Governor signs law to prevent undercover reports on animals
DES MOINES (AP) — Gov. Kim Reynolds has signed into law a bill designed to prosecute people who get hired at a farm in order to work undercover to report on animal living conditions.
The bill was approved by the Senate and House on Tuesday and signed into law by Reynolds on Thursday. It creates a trespass charge for undercover investigators.
An animal welfare group that successfully sued the state for a previous ag-gag law says it will sue again to challenge the new law's constitutionality.
Matthew Liebman, director of litigation for The Animal Legal Defense Fund, says that like its predecessor the new law violates the free speech rights of investigative journalists and undercover investigators.
The measure comes just two months after a federal judge struck down an Iowa law passed in 2012 that the court concluded violated free-speech rights. That ruling is on appeal.
The 2012 law was approved following high-profile undercover investigations by animal welfare groups who videotaped practices they claimed were abusive toward animals and then publicized the images.
Iowa treasurers review vendor-funded scholarship program
IOWA CITY (AP) — County treasurers said Thursday that they are reviewing whether to continue a vendor-sponsored college scholarship program that benefits their children and grandchildren, amid criticism that it has long violated Iowa ethics law.

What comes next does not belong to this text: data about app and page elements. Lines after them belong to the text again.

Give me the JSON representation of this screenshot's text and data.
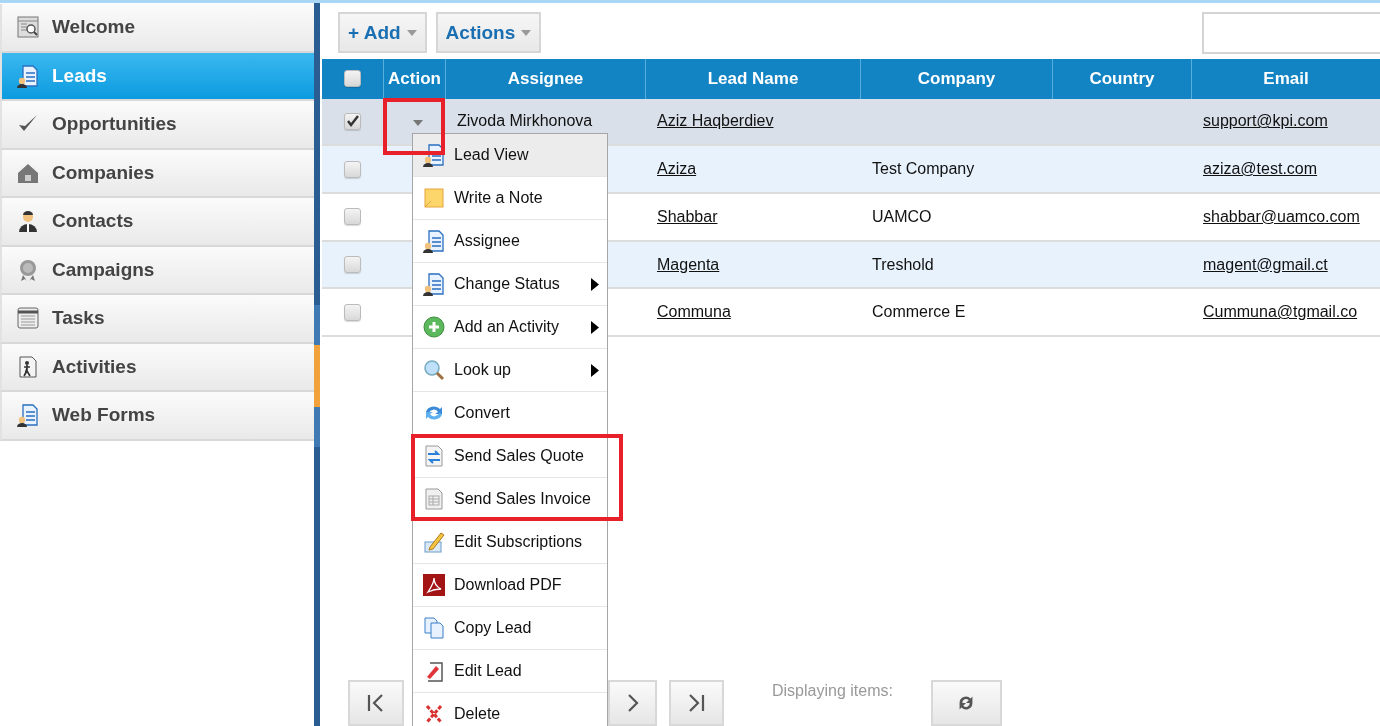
{
  "sidebar": {
    "items": [
      {
        "label": "Welcome",
        "selected": false
      },
      {
        "label": "Leads",
        "selected": true
      },
      {
        "label": "Opportunities",
        "selected": false
      },
      {
        "label": "Companies",
        "selected": false
      },
      {
        "label": "Contacts",
        "selected": false
      },
      {
        "label": "Campaigns",
        "selected": false
      },
      {
        "label": "Tasks",
        "selected": false
      },
      {
        "label": "Activities",
        "selected": false
      },
      {
        "label": "Web Forms",
        "selected": false
      }
    ]
  },
  "toolbar": {
    "buttons": [
      {
        "label": "+ Add"
      },
      {
        "label": "Actions"
      }
    ]
  },
  "table": {
    "select_all_checked": false,
    "columns": [
      "Action",
      "Assignee",
      "Lead Name",
      "Company",
      "Country",
      "Email"
    ],
    "rows": [
      {
        "checked": true,
        "selected": true,
        "caret": true,
        "assignee": "Zivoda Mirkhonova",
        "lead_name": "Aziz Haqberdiev",
        "email": "support@kpi.com"
      },
      {
        "checked": false,
        "selected": false,
        "lead_name": "Aziza",
        "company": "Test Company",
        "email": "aziza@test.com"
      },
      {
        "checked": false,
        "selected": false,
        "lead_name": "Shabbar",
        "company": "UAMCO",
        "email": "shabbar@uamco.com"
      },
      {
        "checked": false,
        "selected": false,
        "lead_name": "Magenta",
        "company": "Treshold",
        "email": "magent@gmail.ct"
      },
      {
        "checked": false,
        "selected": false,
        "lead_name": "Communa",
        "company": "Commerce E",
        "email": "Cummuna@tgmail.co"
      }
    ]
  },
  "context_menu": {
    "items": [
      {
        "label": "Lead View",
        "highlighted": true,
        "submenu": false
      },
      {
        "label": "Write a Note",
        "highlighted": false,
        "submenu": false
      },
      {
        "label": "Assignee",
        "highlighted": false,
        "submenu": false
      },
      {
        "label": "Change Status",
        "highlighted": false,
        "submenu": true
      },
      {
        "label": "Add an Activity",
        "highlighted": false,
        "submenu": true
      },
      {
        "label": "Look up",
        "highlighted": false,
        "submenu": true
      },
      {
        "label": "Convert",
        "highlighted": false,
        "submenu": false
      },
      {
        "label": "Send Sales Quote",
        "highlighted": false,
        "submenu": false
      },
      {
        "label": "Send Sales Invoice",
        "highlighted": false,
        "submenu": false
      },
      {
        "label": "Edit Subscriptions",
        "highlighted": false,
        "submenu": false
      },
      {
        "label": "Download PDF",
        "highlighted": false,
        "submenu": false
      },
      {
        "label": "Copy Lead",
        "highlighted": false,
        "submenu": false
      },
      {
        "label": "Edit Lead",
        "highlighted": false,
        "submenu": false
      },
      {
        "label": "Delete",
        "highlighted": false,
        "submenu": false
      }
    ]
  },
  "pager": {
    "status": "Displaying items:"
  }
}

The review came one day after The Associated Press reported that two treasurers recently vacationed to Florida with the CEO of GovTech Services, which runs the tax collection website used by 88 counties.
GovTech and another vendor used by dozens of counties, SRI, Inc., for years have sponsored scholarships that are open only to the children and grandchildren of treasurers and their employees.
The Iowa Ethics and Campaign Disclosure Board issued an advisory opinion in 2015 finding that the program violated an ethics law that bars public employees and their immediate family members from accepting gifts. The opinion warned that taking the scholarships would violate the gift law since they are funded by vendors and not open to the public.
After that finding, the executive board of the Iowa State County Treasurers Association decided to continue the program with minor changes that members thought would make it legal.
One key change called for the group to raise more private donations so that the scholarships would not be funded solely by two vendors. But the companies continue to provide the bulk of the funding.
Just last week, association board member Kelly Busch sent treasurers an announcement from SRI vice president Joe Edwards saying that applications are due April 26 and scholarships will be awarded at their May conference. The announcement, obtained by AP, noted that SRI and GovTech "are pleased to offer, again this year, four $500 scholarships to children or grandchildren of treasurers or your staff."
"SRI and GTS are happy to be able to sponsor this scholarship and other association activities," Edwards wrote. SRI operates tax auctions for about half of Iowa's 99 counties.
Busch, the Union County treasurer, said Thursday that the association hasn't determined whether scholarships will be granted this year amid questions about their legality. She said only that "we are following up on details prior to awarding further scholarships."
Union County Attorney Tim Kenyon told the AP he would make "some preliminary inquiries" into the program's legality, which has awarded 20 scholarships since 2015.
Floyd County Treasurer Frank Rottinghaus, whose inquiry prompted the 2015 advisory opinion, has complained to the ethics board and fellow treasurers on multiple occasions that the program continued even after it was deemed unlawful.
The Iowa State Association of Counties will discuss the program with the treasurers' association, one of its affiliates, said executive director Bill Peterson. He said his group, which administers the scholarships, wants to ensure that changes it recommended after the 2015 ethics board opinion were implemented by the treasurers.
"If we're unsatisfied, I would say that we would refuse to assist them further with the administrative details of how they handle their scholarship funds," he said.